When buying a new home, you are probably more interested in the neighborhood, the physical condition of the property, the layout and, of course, the price than evaluating which mortgage lender to use. However, faced with decades of mortgage payments, selecting the most favorable loan and terms is a crucial element of the home-buying process.
How do you know which lender to pick? Which factors do you use in evaluating a lender, and how important are they? Below are five important factors to consider when selecting the right mortgage lender.
How much does it cost to borrow money from the lender? The lower your interest rate, the less you have to pay over the course of your mortgage.
Is your interest rate fixed, adjustable, or balloon? How much principal are you required to pay each month in addition to interest payments? Even with the same interest rate, monthly payments can vary significantly depending on the terms of your loan. Use an online calculator to run the numbers.
Closing Costs and Other Fees:
It can be tempting to simplify your loan shopping process by simply looking at the down payment and interest rate. However, closing costs and other “hidden” fees can add considerably to your overall mortgage costs.
Transparency and Overall Customer Service:
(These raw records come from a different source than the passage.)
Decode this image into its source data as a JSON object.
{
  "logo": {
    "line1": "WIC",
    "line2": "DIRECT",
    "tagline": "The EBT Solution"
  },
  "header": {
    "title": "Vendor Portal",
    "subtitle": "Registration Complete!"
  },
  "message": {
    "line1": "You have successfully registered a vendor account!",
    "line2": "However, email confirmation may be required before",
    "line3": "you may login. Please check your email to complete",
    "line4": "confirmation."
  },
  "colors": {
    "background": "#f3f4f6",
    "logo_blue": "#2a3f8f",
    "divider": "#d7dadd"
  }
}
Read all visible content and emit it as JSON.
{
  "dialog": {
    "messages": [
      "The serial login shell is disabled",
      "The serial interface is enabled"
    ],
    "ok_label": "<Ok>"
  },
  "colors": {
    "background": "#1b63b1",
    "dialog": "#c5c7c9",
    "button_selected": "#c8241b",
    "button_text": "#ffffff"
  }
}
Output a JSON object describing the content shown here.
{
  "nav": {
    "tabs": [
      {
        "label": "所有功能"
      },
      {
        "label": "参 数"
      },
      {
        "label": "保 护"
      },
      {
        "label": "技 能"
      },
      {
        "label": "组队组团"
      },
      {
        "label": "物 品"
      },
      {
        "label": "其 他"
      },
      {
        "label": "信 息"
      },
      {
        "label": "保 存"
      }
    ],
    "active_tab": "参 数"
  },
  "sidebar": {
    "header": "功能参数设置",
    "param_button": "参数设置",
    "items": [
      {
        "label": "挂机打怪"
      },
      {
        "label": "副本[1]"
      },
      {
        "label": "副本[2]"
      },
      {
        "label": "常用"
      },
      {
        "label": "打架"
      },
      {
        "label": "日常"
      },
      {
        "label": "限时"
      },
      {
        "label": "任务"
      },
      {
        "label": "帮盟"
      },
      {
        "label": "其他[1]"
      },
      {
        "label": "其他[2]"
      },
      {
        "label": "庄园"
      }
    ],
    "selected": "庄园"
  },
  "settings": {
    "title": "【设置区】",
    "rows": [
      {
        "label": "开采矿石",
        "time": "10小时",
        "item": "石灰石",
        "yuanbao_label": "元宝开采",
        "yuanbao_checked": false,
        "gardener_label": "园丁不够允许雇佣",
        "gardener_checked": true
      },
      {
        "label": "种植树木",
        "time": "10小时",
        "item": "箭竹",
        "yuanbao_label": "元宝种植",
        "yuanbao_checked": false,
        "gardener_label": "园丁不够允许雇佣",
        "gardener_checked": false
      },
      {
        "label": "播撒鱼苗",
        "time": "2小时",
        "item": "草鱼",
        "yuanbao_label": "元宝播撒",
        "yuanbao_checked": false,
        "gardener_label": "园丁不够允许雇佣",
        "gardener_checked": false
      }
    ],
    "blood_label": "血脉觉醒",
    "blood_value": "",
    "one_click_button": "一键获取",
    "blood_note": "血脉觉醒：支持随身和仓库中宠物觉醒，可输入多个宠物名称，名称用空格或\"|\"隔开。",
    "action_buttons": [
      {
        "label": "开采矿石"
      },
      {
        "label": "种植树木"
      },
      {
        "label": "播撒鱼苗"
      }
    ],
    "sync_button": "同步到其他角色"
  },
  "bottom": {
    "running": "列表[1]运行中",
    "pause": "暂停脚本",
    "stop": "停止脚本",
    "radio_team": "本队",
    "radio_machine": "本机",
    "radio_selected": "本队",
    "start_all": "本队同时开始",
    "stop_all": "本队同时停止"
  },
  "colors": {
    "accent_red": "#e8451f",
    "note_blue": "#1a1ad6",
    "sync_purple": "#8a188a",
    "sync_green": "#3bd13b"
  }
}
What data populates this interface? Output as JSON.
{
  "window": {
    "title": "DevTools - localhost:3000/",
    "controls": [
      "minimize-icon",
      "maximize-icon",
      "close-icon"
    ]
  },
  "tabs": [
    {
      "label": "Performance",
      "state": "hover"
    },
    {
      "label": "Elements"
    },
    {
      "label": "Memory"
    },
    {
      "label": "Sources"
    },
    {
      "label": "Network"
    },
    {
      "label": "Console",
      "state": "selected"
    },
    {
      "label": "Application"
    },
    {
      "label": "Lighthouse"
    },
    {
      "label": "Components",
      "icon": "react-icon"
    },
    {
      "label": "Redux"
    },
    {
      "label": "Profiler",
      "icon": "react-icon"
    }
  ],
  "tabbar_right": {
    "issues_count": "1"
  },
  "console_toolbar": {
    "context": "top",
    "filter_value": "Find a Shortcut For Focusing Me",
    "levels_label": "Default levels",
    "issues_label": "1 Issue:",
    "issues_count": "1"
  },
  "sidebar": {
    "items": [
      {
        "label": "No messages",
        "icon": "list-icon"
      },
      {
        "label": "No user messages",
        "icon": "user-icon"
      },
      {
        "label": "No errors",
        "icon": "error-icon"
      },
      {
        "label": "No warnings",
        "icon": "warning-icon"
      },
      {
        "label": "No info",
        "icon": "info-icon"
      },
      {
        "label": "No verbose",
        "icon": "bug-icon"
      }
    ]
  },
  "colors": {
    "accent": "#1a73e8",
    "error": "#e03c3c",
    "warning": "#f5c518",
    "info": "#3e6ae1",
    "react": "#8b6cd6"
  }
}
Again, remember that entering into a mortgage agreement is a long-term, significant financial decision. Particularly if this is your first home-buying experience, you are likely to have a lot of questions. You want your mortgage lender to be one that is available, willing, and able to take the time to answer all your questions in a knowledgeable, up-front manner.
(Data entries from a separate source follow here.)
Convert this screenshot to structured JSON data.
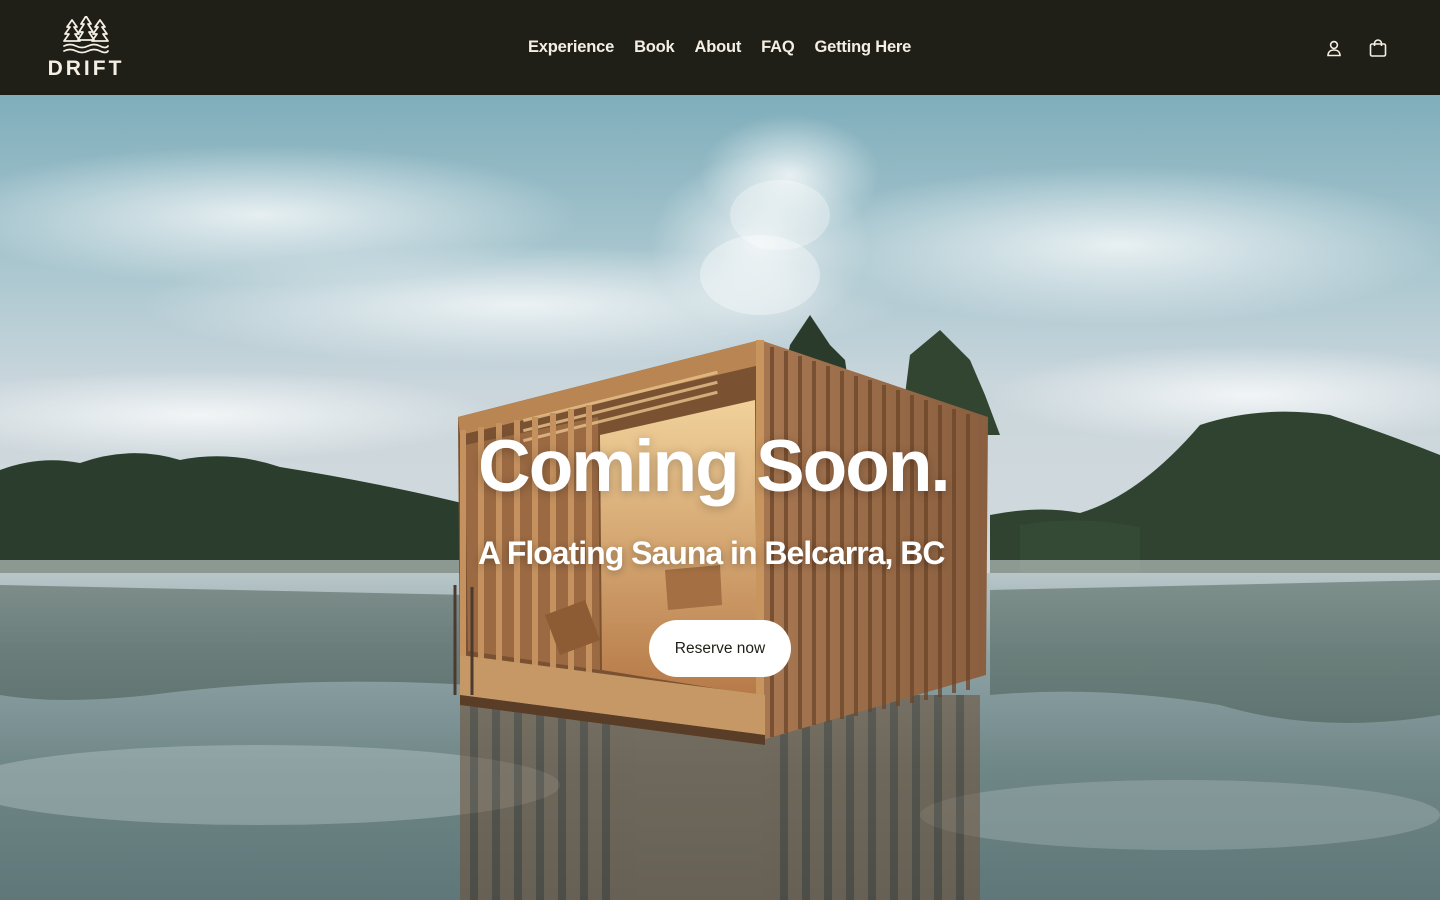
{
  "brand": {
    "name": "DRIFT",
    "logo_icon": "trees-over-waves-icon"
  },
  "nav": {
    "items": [
      {
        "label": "Experience"
      },
      {
        "label": "Book"
      },
      {
        "label": "About"
      },
      {
        "label": "FAQ"
      },
      {
        "label": "Getting Here"
      }
    ]
  },
  "header_icons": {
    "account": "user-icon",
    "cart": "shopping-bag-icon"
  },
  "hero": {
    "title": "Coming Soon.",
    "subtitle": "A Floating Sauna in Belcarra, BC",
    "cta_label": "Reserve now",
    "background": "floating-sauna-on-lake-photo"
  },
  "colors": {
    "header_bg": "#1f1e17",
    "header_text": "#f5efe3",
    "cta_bg": "#ffffff",
    "cta_text": "#1f1e17",
    "hero_text": "#ffffff"
  }
}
A concern for many homebuyers is that their mortgage lender will sell their mortgage to another lender. Lenders have an incentive to sell mortgages because they primarily receive money in two ways: they make a commission on loans they sell, and selling a mortgage frees up capital to make additional loans. While many borrowers feel anxious when they discover their loan has been sold, the terms of your loan should not change. It is important, however, to carefully compare your original mortgage agreement with the new agreement to ensure the terms have been recorded properly and have not changed.
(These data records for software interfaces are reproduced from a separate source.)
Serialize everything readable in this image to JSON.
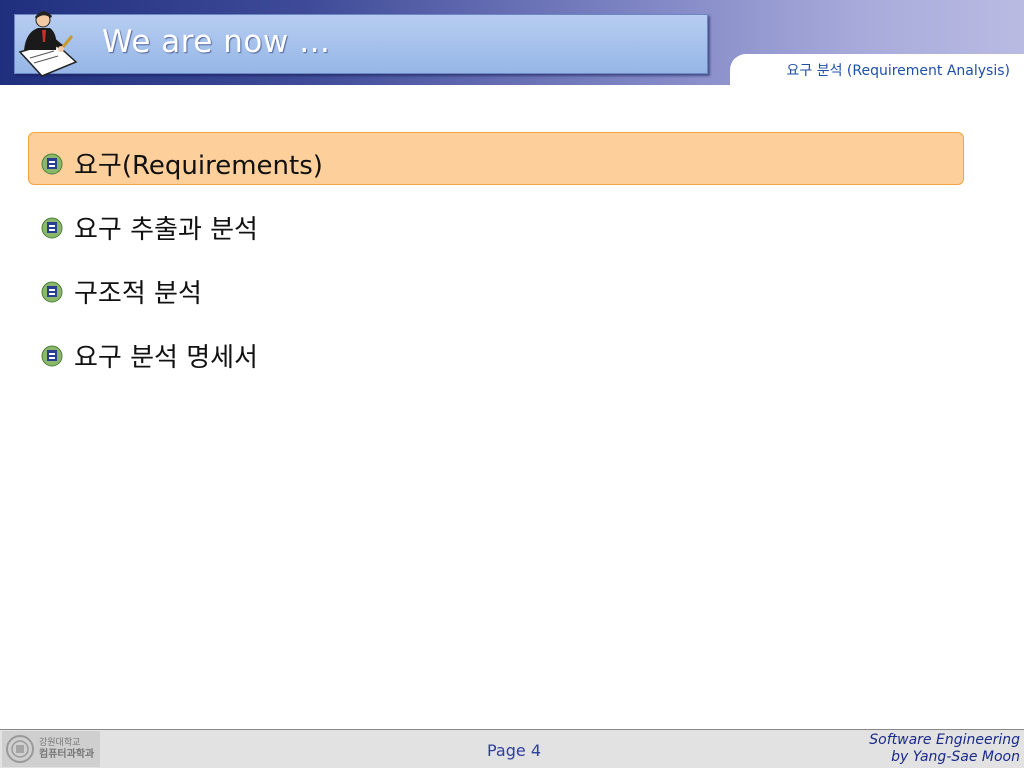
{
  "slide": {
    "title": "We are now …",
    "subtitle": "요구 분석 (Requirement Analysis)"
  },
  "outline": {
    "items": [
      {
        "label": "요구(Requirements)",
        "highlighted": true
      },
      {
        "label": "요구 추출과 분석",
        "highlighted": false
      },
      {
        "label": "구조적 분석",
        "highlighted": false
      },
      {
        "label": "요구 분석 명세서",
        "highlighted": false
      }
    ]
  },
  "footer": {
    "page": "Page 4",
    "course": "Software Engineering",
    "author": "by Yang-Sae Moon",
    "logo_line1": "강원대학교",
    "logo_line2": "컴퓨터과학과"
  },
  "colors": {
    "highlight_fill": "#fdd09b",
    "highlight_border": "#f2a447",
    "subtitle_text": "#1f4fa8",
    "footer_text": "#2e3f9e"
  },
  "icons": {
    "header_figure": "person-with-pen-icon",
    "bullet": "university-emblem-icon",
    "footer_logo": "university-seal-icon"
  }
}
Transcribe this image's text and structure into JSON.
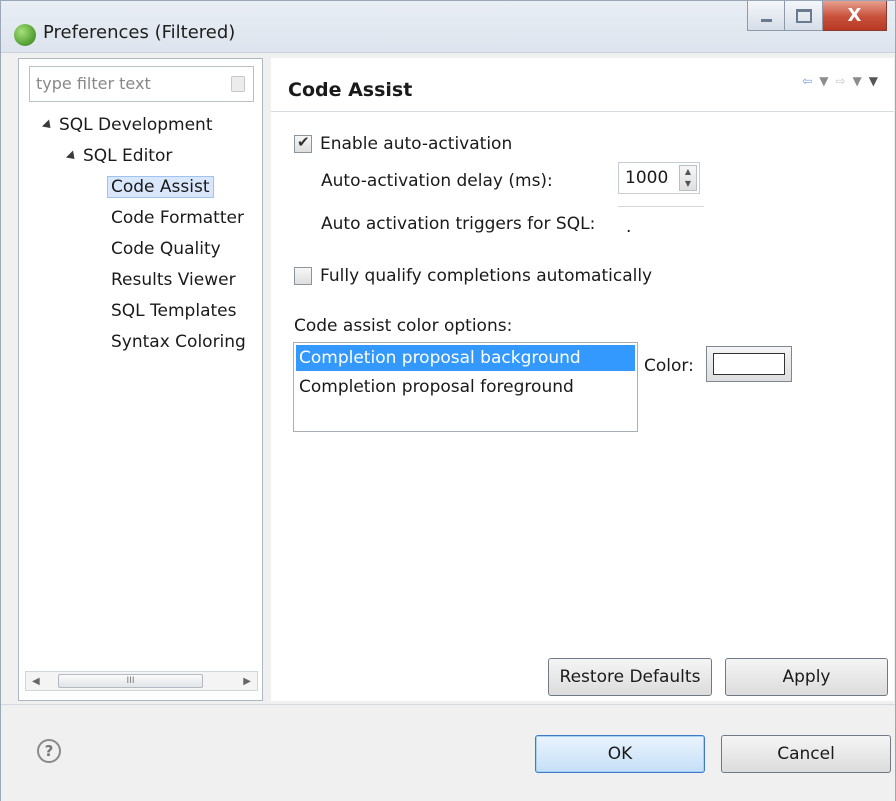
{
  "window": {
    "title": "Preferences (Filtered)",
    "close_glyph": "X"
  },
  "sidebar": {
    "filter_placeholder": "type filter text",
    "tree": [
      {
        "label": "SQL Development",
        "level": 0,
        "expanded": true
      },
      {
        "label": "SQL Editor",
        "level": 1,
        "expanded": true
      },
      {
        "label": "Code Assist",
        "level": 2,
        "selected": true
      },
      {
        "label": "Code Formatter",
        "level": 2
      },
      {
        "label": "Code Quality",
        "level": 2
      },
      {
        "label": "Results Viewer",
        "level": 2
      },
      {
        "label": "SQL Templates",
        "level": 2
      },
      {
        "label": "Syntax Coloring",
        "level": 2
      }
    ],
    "scrollbar_grip": "III"
  },
  "page": {
    "title": "Code Assist",
    "enable_auto_activation": {
      "label": "Enable auto-activation",
      "checked": true
    },
    "delay": {
      "label": "Auto-activation delay (ms):",
      "value": "1000"
    },
    "triggers": {
      "label": "Auto activation triggers for SQL:",
      "value": "."
    },
    "fully_qualify": {
      "label": "Fully qualify completions automatically",
      "checked": false
    },
    "color_options_label": "Code assist color options:",
    "color_options": [
      "Completion proposal background",
      "Completion proposal foreground"
    ],
    "color_label": "Color:",
    "selected_color": "#ffffff",
    "restore_defaults": "Restore Defaults",
    "apply": "Apply"
  },
  "footer": {
    "help_glyph": "?",
    "ok": "OK",
    "cancel": "Cancel"
  },
  "colors": {
    "selection": "#3399ff",
    "title_bar": "#dde4ed",
    "close_button": "#c8503a"
  }
}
There are a number of options to choose from when selecting a loan: thrift institutions, commercial banks, mortgage companies and credit unions. A mortgage broker can do some of the shopping for you. However, none of these institutions — including the brokers — are generally obligated to find the best loan for you. Do your own research to make sure the deal you’re getting is best for you.